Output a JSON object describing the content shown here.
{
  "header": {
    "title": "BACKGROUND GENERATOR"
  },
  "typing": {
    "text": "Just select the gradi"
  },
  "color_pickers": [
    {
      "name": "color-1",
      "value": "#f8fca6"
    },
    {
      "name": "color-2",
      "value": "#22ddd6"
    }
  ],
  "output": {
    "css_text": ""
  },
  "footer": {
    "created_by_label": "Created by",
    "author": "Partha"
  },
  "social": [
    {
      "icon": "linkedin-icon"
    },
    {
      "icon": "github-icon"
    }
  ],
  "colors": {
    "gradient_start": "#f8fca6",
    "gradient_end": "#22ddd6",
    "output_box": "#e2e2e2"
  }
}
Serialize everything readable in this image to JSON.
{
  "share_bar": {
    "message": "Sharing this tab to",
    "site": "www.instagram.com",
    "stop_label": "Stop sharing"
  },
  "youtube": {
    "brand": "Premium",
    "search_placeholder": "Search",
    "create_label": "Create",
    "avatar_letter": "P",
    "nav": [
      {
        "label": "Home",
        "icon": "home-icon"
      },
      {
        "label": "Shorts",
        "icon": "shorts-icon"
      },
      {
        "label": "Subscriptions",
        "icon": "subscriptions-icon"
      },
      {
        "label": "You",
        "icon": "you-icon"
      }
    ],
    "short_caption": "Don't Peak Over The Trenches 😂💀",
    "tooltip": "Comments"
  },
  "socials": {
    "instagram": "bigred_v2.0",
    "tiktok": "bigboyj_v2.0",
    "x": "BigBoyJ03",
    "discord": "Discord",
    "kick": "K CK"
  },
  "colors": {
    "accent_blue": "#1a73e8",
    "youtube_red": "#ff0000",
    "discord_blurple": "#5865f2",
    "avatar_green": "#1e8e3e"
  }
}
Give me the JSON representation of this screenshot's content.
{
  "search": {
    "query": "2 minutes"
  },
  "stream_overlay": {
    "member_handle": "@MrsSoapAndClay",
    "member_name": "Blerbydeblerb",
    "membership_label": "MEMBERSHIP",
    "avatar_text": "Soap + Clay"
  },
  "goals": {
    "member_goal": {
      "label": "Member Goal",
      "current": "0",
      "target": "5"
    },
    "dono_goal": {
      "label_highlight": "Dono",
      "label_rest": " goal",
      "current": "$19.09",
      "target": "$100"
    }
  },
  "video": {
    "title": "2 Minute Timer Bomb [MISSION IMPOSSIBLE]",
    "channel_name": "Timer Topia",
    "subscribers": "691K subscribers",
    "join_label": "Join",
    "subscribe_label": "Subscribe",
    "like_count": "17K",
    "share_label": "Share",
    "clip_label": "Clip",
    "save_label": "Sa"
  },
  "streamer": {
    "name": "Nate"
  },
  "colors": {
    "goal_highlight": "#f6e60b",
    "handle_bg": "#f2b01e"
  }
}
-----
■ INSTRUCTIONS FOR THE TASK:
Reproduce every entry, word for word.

■ TASK OUTPUT:
Output a JSON object describing the content shown here.
{
  "header": {
    "title": "BACKGROUND GENERATOR"
  },
  "typing": {
    "text": "Just select the gradi"
  },
  "color_pickers": [
    {
      "name": "color-1",
      "value": "#f8fca6"
    },
    {
      "name": "color-2",
      "value": "#22ddd6"
    }
  ],
  "output": {
    "css_text": ""
  },
  "footer": {
    "created_by_label": "Created by",
    "author": "Partha"
  },
  "social": [
    {
      "icon": "linkedin-icon"
    },
    {
      "icon": "github-icon"
    }
  ],
  "colors": {
    "gradient_start": "#f8fca6",
    "gradient_end": "#22ddd6",
    "output_box": "#e2e2e2"
  }
}
Serialize everything readable in this image to JSON.
{
  "share_bar": {
    "message": "Sharing this tab to",
    "site": "www.instagram.com",
    "stop_label": "Stop sharing"
  },
  "youtube": {
    "brand": "Premium",
    "search_placeholder": "Search",
    "create_label": "Create",
    "avatar_letter": "P",
    "nav": [
      {
        "label": "Home",
        "icon": "home-icon"
      },
      {
        "label": "Shorts",
        "icon": "shorts-icon"
      },
      {
        "label": "Subscriptions",
        "icon": "subscriptions-icon"
      },
      {
        "label": "You",
        "icon": "you-icon"
      }
    ],
    "short_caption": "Don't Peak Over The Trenches 😂💀",
    "tooltip": "Comments"
  },
  "socials": {
    "instagram": "bigred_v2.0",
    "tiktok": "bigboyj_v2.0",
    "x": "BigBoyJ03",
    "discord": "Discord",
    "kick": "K CK"
  },
  "colors": {
    "accent_blue": "#1a73e8",
    "youtube_red": "#ff0000",
    "discord_blurple": "#5865f2",
    "avatar_green": "#1e8e3e"
  }
}
Give me the JSON representation of this screenshot's content.
{
  "search": {
    "query": "2 minutes"
  },
  "stream_overlay": {
    "member_handle": "@MrsSoapAndClay",
    "member_name": "Blerbydeblerb",
    "membership_label": "MEMBERSHIP",
    "avatar_text": "Soap + Clay"
  },
  "goals": {
    "member_goal": {
      "label": "Member Goal",
      "current": "0",
      "target": "5"
    },
    "dono_goal": {
      "label_highlight": "Dono",
      "label_rest": " goal",
      "current": "$19.09",
      "target": "$100"
    }
  },
  "video": {
    "title": "2 Minute Timer Bomb [MISSION IMPOSSIBLE]",
    "channel_name": "Timer Topia",
    "subscribers": "691K subscribers",
    "join_label": "Join",
    "subscribe_label": "Subscribe",
    "like_count": "17K",
    "share_label": "Share",
    "clip_label": "Clip",
    "save_label": "Sa"
  },
  "streamer": {
    "name": "Nate"
  },
  "colors": {
    "goal_highlight": "#f6e60b",
    "handle_bg": "#f2b01e"
  }
}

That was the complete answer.